when I turn 90 degrees i eithert get around 70 or 120 on the
compass...but always 360(+- a few) when turning a full circle...

sounded like calibration to be, but I dont know...

anyway, I'll try another module tomorrow...with greater accuracy

here are a few photos of the robot btw.
Autonomus, rescue inpired (send into (burning) building, locate
objects, return with map of building).

http://193.11.222.247:8080/skolarbeten/mekatronik/docu/RobotBygge0702
29%20007.JPG
http://193.11.222.247:8080/skolarbeten/mekatronik/docu/RobotBygge0702
29%20004.JPG

neither compass or, IR or ultrasound is mounted on those pics...
(compass placed ~20cm above chassis)

Anders
> ... neither compass or, IR or ultrasound is mounted on those pics...

The top photo looks like a Parallax HM55B is in the BOE breadboard.
With a drive motor or two only 10cm or 20cm from it, you will not see
good compass results.

It is not noise that is affecting your results, I suspect, just a heavy
local magnetic bias from the motor magnets, and, perhaps, a varying
magnetic field from the motor coils as they rotate in two directions,
driven by a varying current.

A more accurate compass will not improve that. M-metal shielding and
distance will; magnetic fields decrease according to the inverse of the
squared distance. If you look around online at other small compassed
robot vehicles, you'll often see the compass sitting atop a mast of some
considerable height to reduce the bias that the vehicle produces.

Welcome to compassing.
Tom
--- In b..., Tom Becker wrote:
>
> > ... neither compass or, IR or ultrasound is mounted on those
pics...
>
> The top photo looks like a Parallax HM55B is in the BOE
breadboard.
> With a drive motor or two only 10cm or 20cm from it, you will not
see
> good compass results.
>
> It is not noise that is affecting your results, I suspect, just a
heavy
> local magnetic bias from the motor magnets, and, perhaps, a
varying
> magnetic field from the motor coils as they rotate in two
directions,
> driven by a varying current.
>
> A more accurate compass will not improve that. M-metal shielding
and
> distance will; magnetic fields decrease according to the inverse
of the
> squared distance. If you look around online at other small
compassed
> robot vehicles, you'll often see the compass sitting atop a mast
of some
> considerable height to reduce the bias that the vehicle produces.
>
> Welcome to compassing.
> Tom
>
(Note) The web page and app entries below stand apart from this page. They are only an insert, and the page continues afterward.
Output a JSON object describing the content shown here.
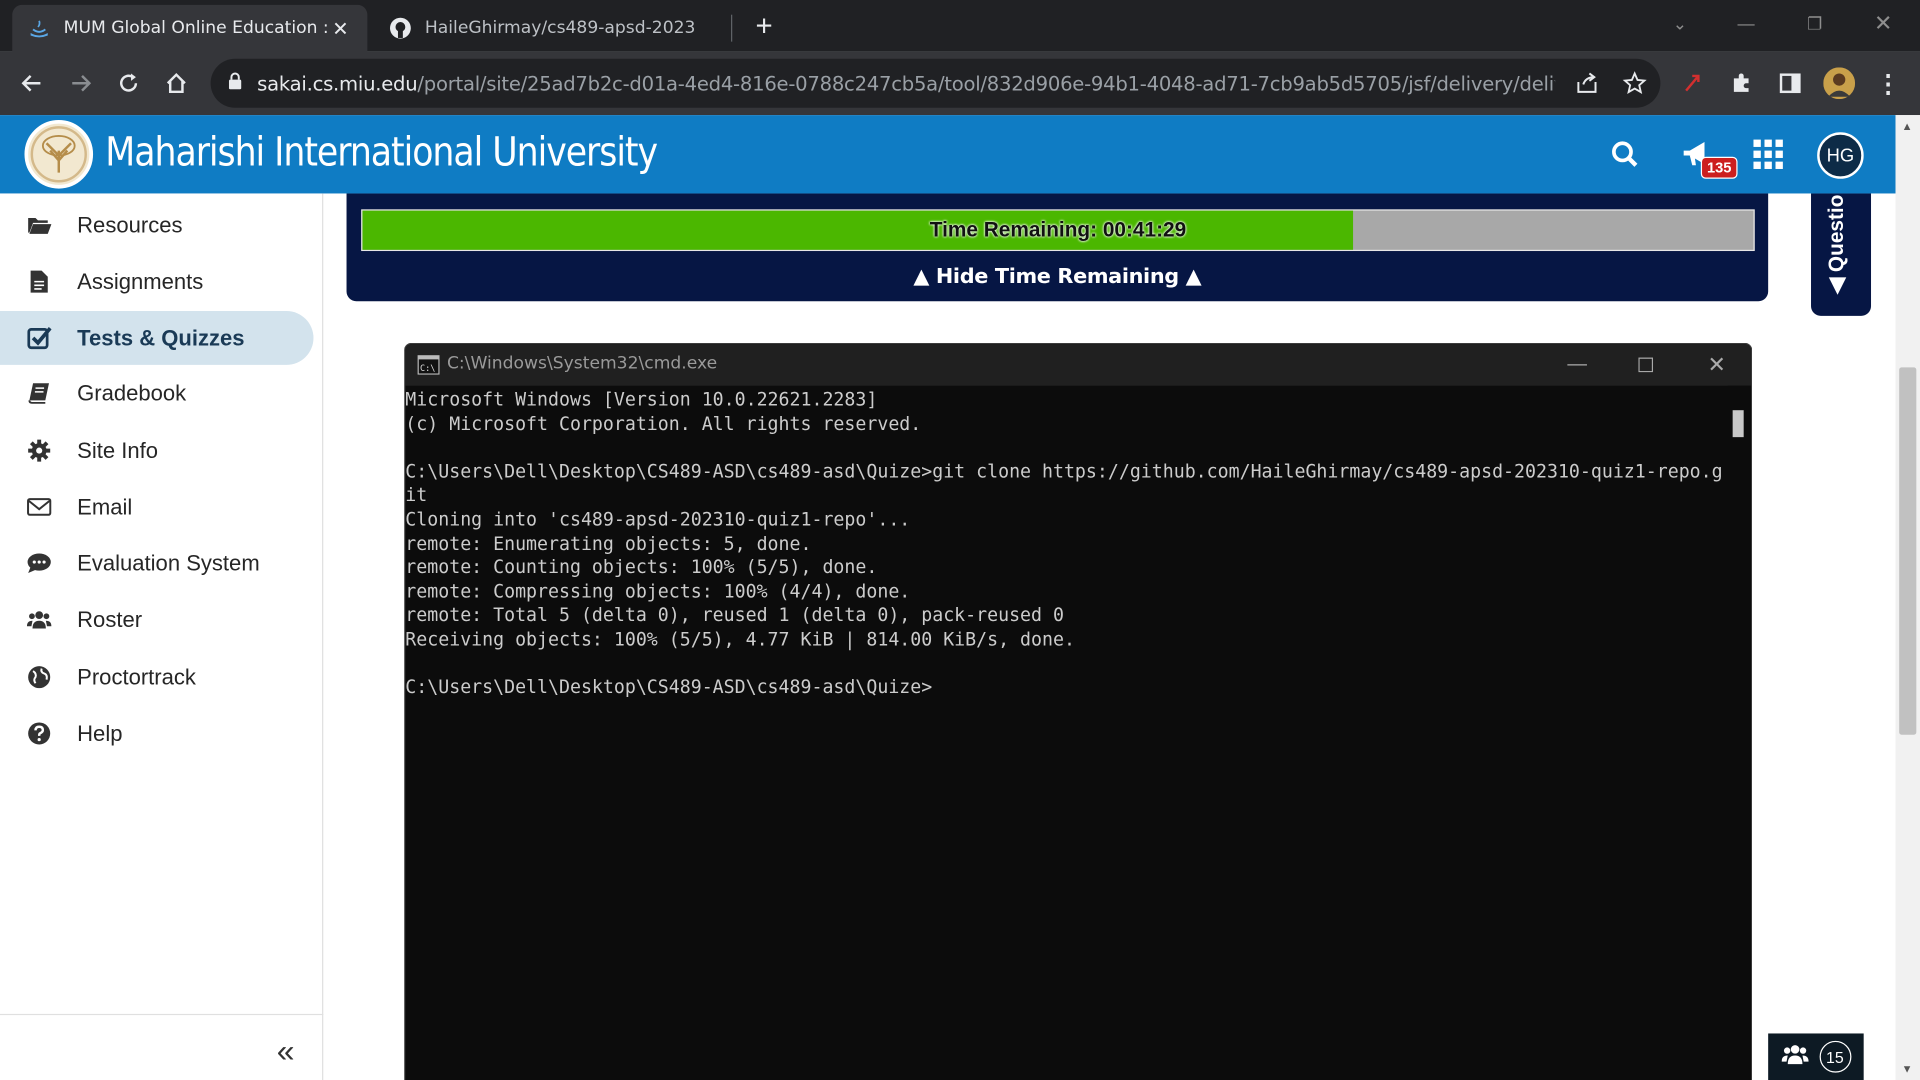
{
  "browser": {
    "tabs": [
      {
        "title": "MUM Global Online Education :",
        "favicon": "graduation-cap-icon",
        "active": true
      },
      {
        "title": "HaileGhirmay/cs489-apsd-2023",
        "favicon": "github-icon",
        "active": false
      }
    ],
    "url_host": "sakai.cs.miu.edu",
    "url_path": "/portal/site/25ad7b2c-d01a-4ed4-816e-0788c247cb5a/tool/832d906e-94b1-4048-ad71-7cb9ab5d5705/jsf/delivery/delive..."
  },
  "site": {
    "name": "Maharishi International University",
    "notification_count": "135",
    "user_initials": "HG"
  },
  "sidebar": {
    "items": [
      {
        "label": "Resources",
        "icon": "folder-open-icon"
      },
      {
        "label": "Assignments",
        "icon": "document-icon"
      },
      {
        "label": "Tests & Quizzes",
        "icon": "checkbox-icon",
        "active": true
      },
      {
        "label": "Gradebook",
        "icon": "book-icon"
      },
      {
        "label": "Site Info",
        "icon": "gear-icon"
      },
      {
        "label": "Email",
        "icon": "envelope-icon"
      },
      {
        "label": "Evaluation System",
        "icon": "speech-bubble-icon"
      },
      {
        "label": "Roster",
        "icon": "users-icon"
      },
      {
        "label": "Proctortrack",
        "icon": "globe-icon"
      },
      {
        "label": "Help",
        "icon": "question-circle-icon"
      }
    ]
  },
  "timer": {
    "label": "Time Remaining: 00:41:29",
    "progress_fraction": 0.712,
    "hide_label": "▲ Hide Time Remaining ▲"
  },
  "question_tab": {
    "label": "◀ Questio"
  },
  "cmd": {
    "title": "C:\\Windows\\System32\\cmd.exe",
    "lines": [
      "Microsoft Windows [Version 10.0.22621.2283]",
      "(c) Microsoft Corporation. All rights reserved.",
      "",
      "C:\\Users\\Dell\\Desktop\\CS489-ASD\\cs489-asd\\Quize>git clone https://github.com/HaileGhirmay/cs489-apsd-202310-quiz1-repo.g",
      "it",
      "Cloning into 'cs489-apsd-202310-quiz1-repo'...",
      "remote: Enumerating objects: 5, done.",
      "remote: Counting objects: 100% (5/5), done.",
      "remote: Compressing objects: 100% (4/4), done.",
      "remote: Total 5 (delta 0), reused 1 (delta 0), pack-reused 0",
      "Receiving objects: 100% (5/5), 4.77 KiB | 814.00 KiB/s, done.",
      "",
      "C:\\Users\\Dell\\Desktop\\CS489-ASD\\cs489-asd\\Quize>"
    ]
  },
  "presence": {
    "count": "15"
  },
  "colors": {
    "header_blue": "#0f7cc4",
    "timer_green": "#4bb700",
    "panel_navy": "#061644"
  }
}
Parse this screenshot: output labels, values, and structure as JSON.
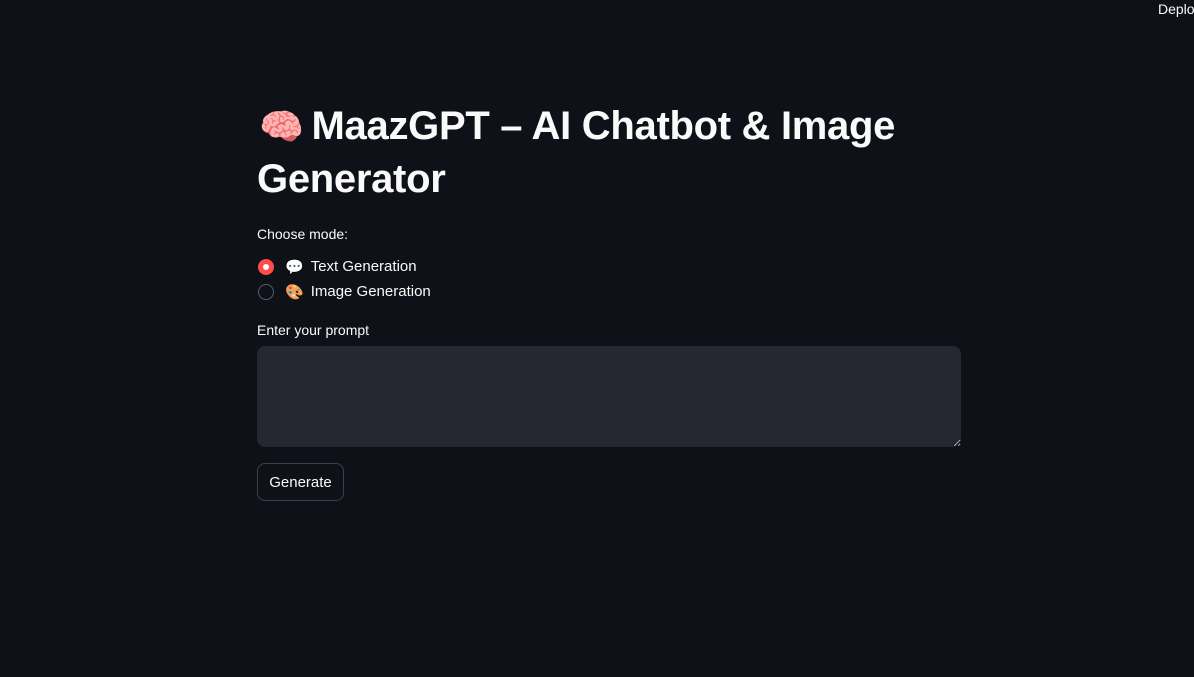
{
  "header": {
    "deploy_label": "Deploy"
  },
  "main": {
    "title_emoji": "🧠",
    "title": "MaazGPT – AI Chatbot & Image Generator",
    "mode": {
      "label": "Choose mode:",
      "options": [
        {
          "icon": "💬",
          "icon_name": "speech-bubble-icon",
          "label": "Text Generation",
          "selected": true
        },
        {
          "icon": "🎨",
          "icon_name": "palette-icon",
          "label": "Image Generation",
          "selected": false
        }
      ]
    },
    "prompt": {
      "label": "Enter your prompt",
      "value": "",
      "placeholder": ""
    },
    "generate_button": "Generate"
  },
  "colors": {
    "background": "#0e1117",
    "input_bg": "#262730",
    "accent": "#ff4b4b",
    "text": "#fafafa"
  }
}
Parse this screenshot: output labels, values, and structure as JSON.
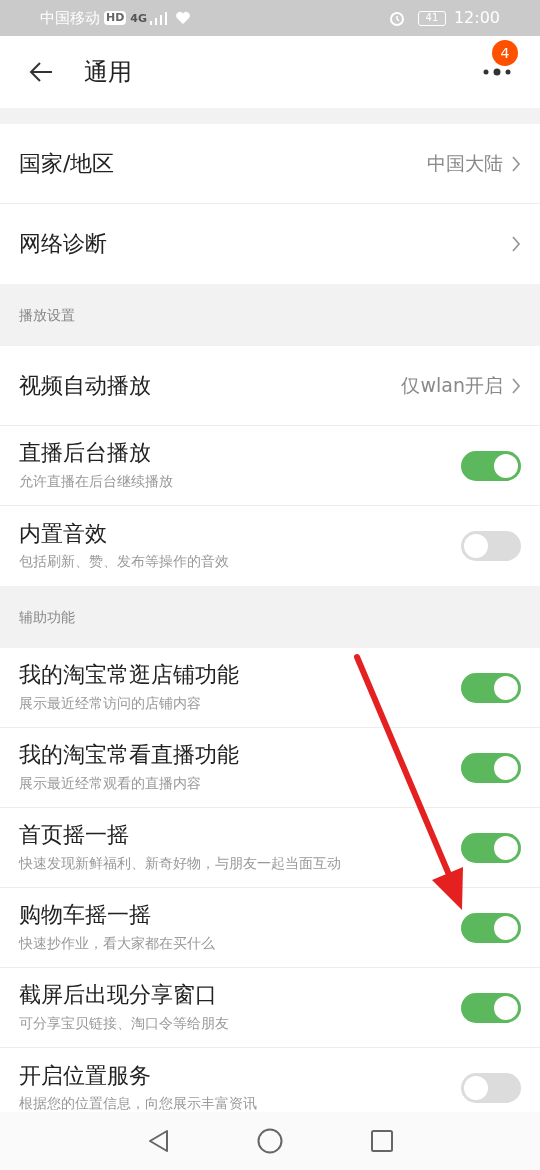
{
  "status_bar": {
    "carrier": "中国移动",
    "hd": "HD",
    "network": "4G",
    "battery": "41",
    "time": "12:00"
  },
  "header": {
    "title": "通用",
    "badge": "4"
  },
  "sections": [
    {
      "items": [
        {
          "kind": "link",
          "title": "国家/地区",
          "value": "中国大陆"
        },
        {
          "kind": "link",
          "title": "网络诊断"
        }
      ]
    },
    {
      "header": "播放设置",
      "items": [
        {
          "kind": "link",
          "title": "视频自动播放",
          "value": "仅wlan开启"
        },
        {
          "kind": "toggle",
          "title": "直播后台播放",
          "subtitle": "允许直播在后台继续播放",
          "on": true
        },
        {
          "kind": "toggle",
          "title": "内置音效",
          "subtitle": "包括刷新、赞、发布等操作的音效",
          "on": false
        }
      ]
    },
    {
      "header": "辅助功能",
      "items": [
        {
          "kind": "toggle",
          "title": "我的淘宝常逛店铺功能",
          "subtitle": "展示最近经常访问的店铺内容",
          "on": true
        },
        {
          "kind": "toggle",
          "title": "我的淘宝常看直播功能",
          "subtitle": "展示最近经常观看的直播内容",
          "on": true
        },
        {
          "kind": "toggle",
          "title": "首页摇一摇",
          "subtitle": "快速发现新鲜福利、新奇好物，与朋友一起当面互动",
          "on": true
        },
        {
          "kind": "toggle",
          "title": "购物车摇一摇",
          "subtitle": "快速抄作业，看大家都在买什么",
          "on": true
        },
        {
          "kind": "toggle",
          "title": "截屏后出现分享窗口",
          "subtitle": "可分享宝贝链接、淘口令等给朋友",
          "on": true
        },
        {
          "kind": "toggle",
          "title": "开启位置服务",
          "subtitle": "根据您的位置信息，向您展示丰富资讯",
          "on": false
        }
      ]
    }
  ]
}
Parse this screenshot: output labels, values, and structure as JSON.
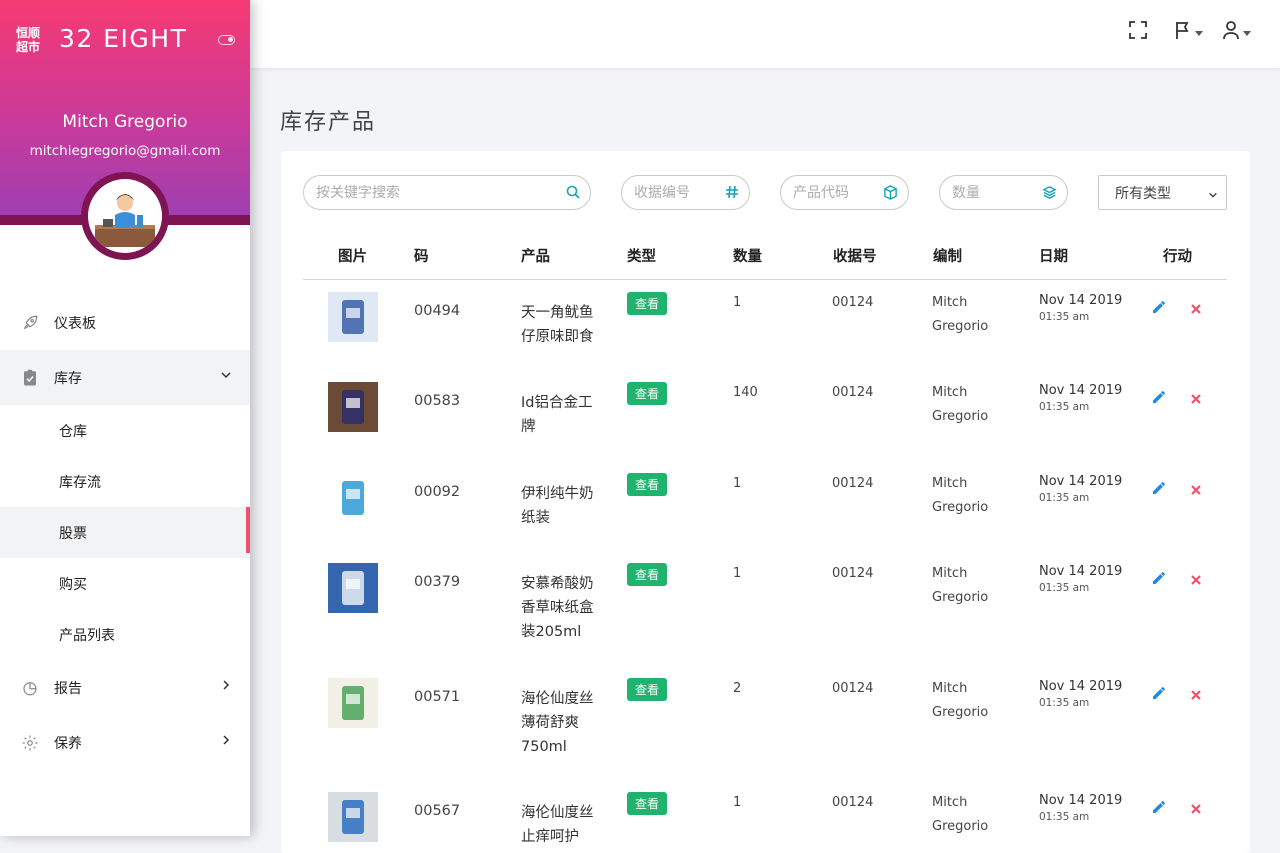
{
  "sidebar": {
    "logo_text": "恒顺超市",
    "brand": "32 EIGHT",
    "user_name": "Mitch Gregorio",
    "user_email": "mitchiegregorio@gmail.com",
    "menu": [
      {
        "label": "仪表板",
        "icon": "rocket-icon"
      },
      {
        "label": "库存",
        "icon": "clipboard-check-icon"
      },
      {
        "label": "报告",
        "icon": "pie-chart-icon"
      },
      {
        "label": "保养",
        "icon": "gear-icon"
      }
    ],
    "submenu": [
      "仓库",
      "库存流",
      "股票",
      "购买",
      "产品列表"
    ]
  },
  "page": {
    "title": "库存产品"
  },
  "filters": {
    "search_placeholder": "按关键字搜索",
    "receipt_placeholder": "收据编号",
    "product_code_placeholder": "产品代码",
    "quantity_placeholder": "数量",
    "type_selected": "所有类型"
  },
  "table": {
    "columns": [
      "图片",
      "码",
      "产品",
      "类型",
      "数量",
      "收据号",
      "编制",
      "日期",
      "行动"
    ],
    "rows": [
      {
        "code": "00494",
        "product": "天一角鱿鱼仔原味即食",
        "type": "查看",
        "qty": "1",
        "receipt": "00124",
        "maker": "Mitch Gregorio",
        "date": "Nov 14 2019",
        "time": "01:35 am"
      },
      {
        "code": "00583",
        "product": "Id铝合金工牌",
        "type": "查看",
        "qty": "140",
        "receipt": "00124",
        "maker": "Mitch Gregorio",
        "date": "Nov 14 2019",
        "time": "01:35 am"
      },
      {
        "code": "00092",
        "product": "伊利纯牛奶纸装",
        "type": "查看",
        "qty": "1",
        "receipt": "00124",
        "maker": "Mitch Gregorio",
        "date": "Nov 14 2019",
        "time": "01:35 am"
      },
      {
        "code": "00379",
        "product": "安慕希酸奶香草味纸盒装205ml",
        "type": "查看",
        "qty": "1",
        "receipt": "00124",
        "maker": "Mitch Gregorio",
        "date": "Nov 14 2019",
        "time": "01:35 am"
      },
      {
        "code": "00571",
        "product": "海伦仙度丝薄荷舒爽750ml",
        "type": "查看",
        "qty": "2",
        "receipt": "00124",
        "maker": "Mitch Gregorio",
        "date": "Nov 14 2019",
        "time": "01:35 am"
      },
      {
        "code": "00567",
        "product": "海伦仙度丝止痒呵护",
        "type": "查看",
        "qty": "1",
        "receipt": "00124",
        "maker": "Mitch Gregorio",
        "date": "Nov 14 2019",
        "time": "01:35 am"
      }
    ]
  },
  "colors": {
    "accent": "#f73a73",
    "badge": "#20b36e",
    "edit": "#1e88e5",
    "delete": "#f0506e",
    "teal": "#17a2b8"
  }
}
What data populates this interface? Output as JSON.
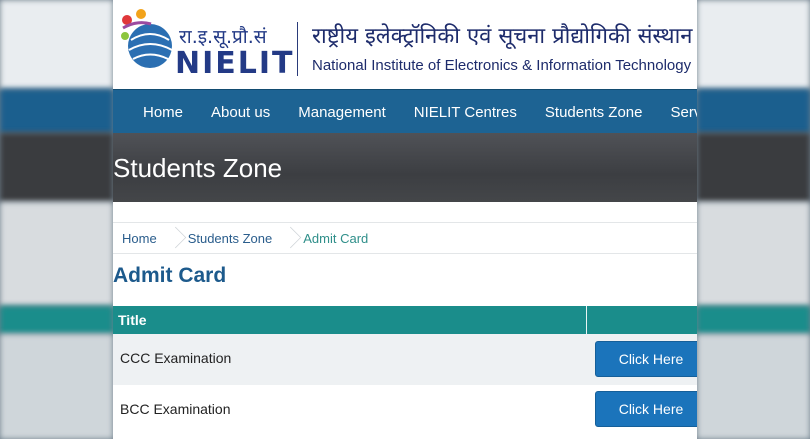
{
  "header": {
    "logo_hindi": "रा.इ.सू.प्रौ.सं",
    "logo_word": "NIELIT",
    "title_hindi": "राष्ट्रीय इलेक्ट्रॉनिकी एवं सूचना प्रौद्योगिकी संस्थान",
    "title_en": "National Institute of Electronics & Information Technology"
  },
  "nav": {
    "items": [
      {
        "label": "Home"
      },
      {
        "label": "About us"
      },
      {
        "label": "Management"
      },
      {
        "label": "NIELIT Centres"
      },
      {
        "label": "Students Zone"
      },
      {
        "label": "Servic"
      }
    ]
  },
  "hero": {
    "title": "Students Zone"
  },
  "breadcrumb": {
    "items": [
      {
        "label": "Home"
      },
      {
        "label": "Students Zone"
      },
      {
        "label": "Admit Card"
      }
    ]
  },
  "page": {
    "heading": "Admit Card"
  },
  "table": {
    "header_title": "Title",
    "rows": [
      {
        "label": "CCC Examination",
        "button": "Click Here"
      },
      {
        "label": "BCC Examination",
        "button": "Click Here"
      }
    ]
  },
  "colors": {
    "nav_bg": "#1d6393",
    "table_header": "#1a8d8b",
    "button": "#1b74bb",
    "heading": "#1d5a8c"
  }
}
probably only there for testing at that moment, or I put it there so
I would not loose it...=)

It's located 20cm above the 3mm alu plate, on the opposite side of
the motors...

and I always have eveything turned off while measuring...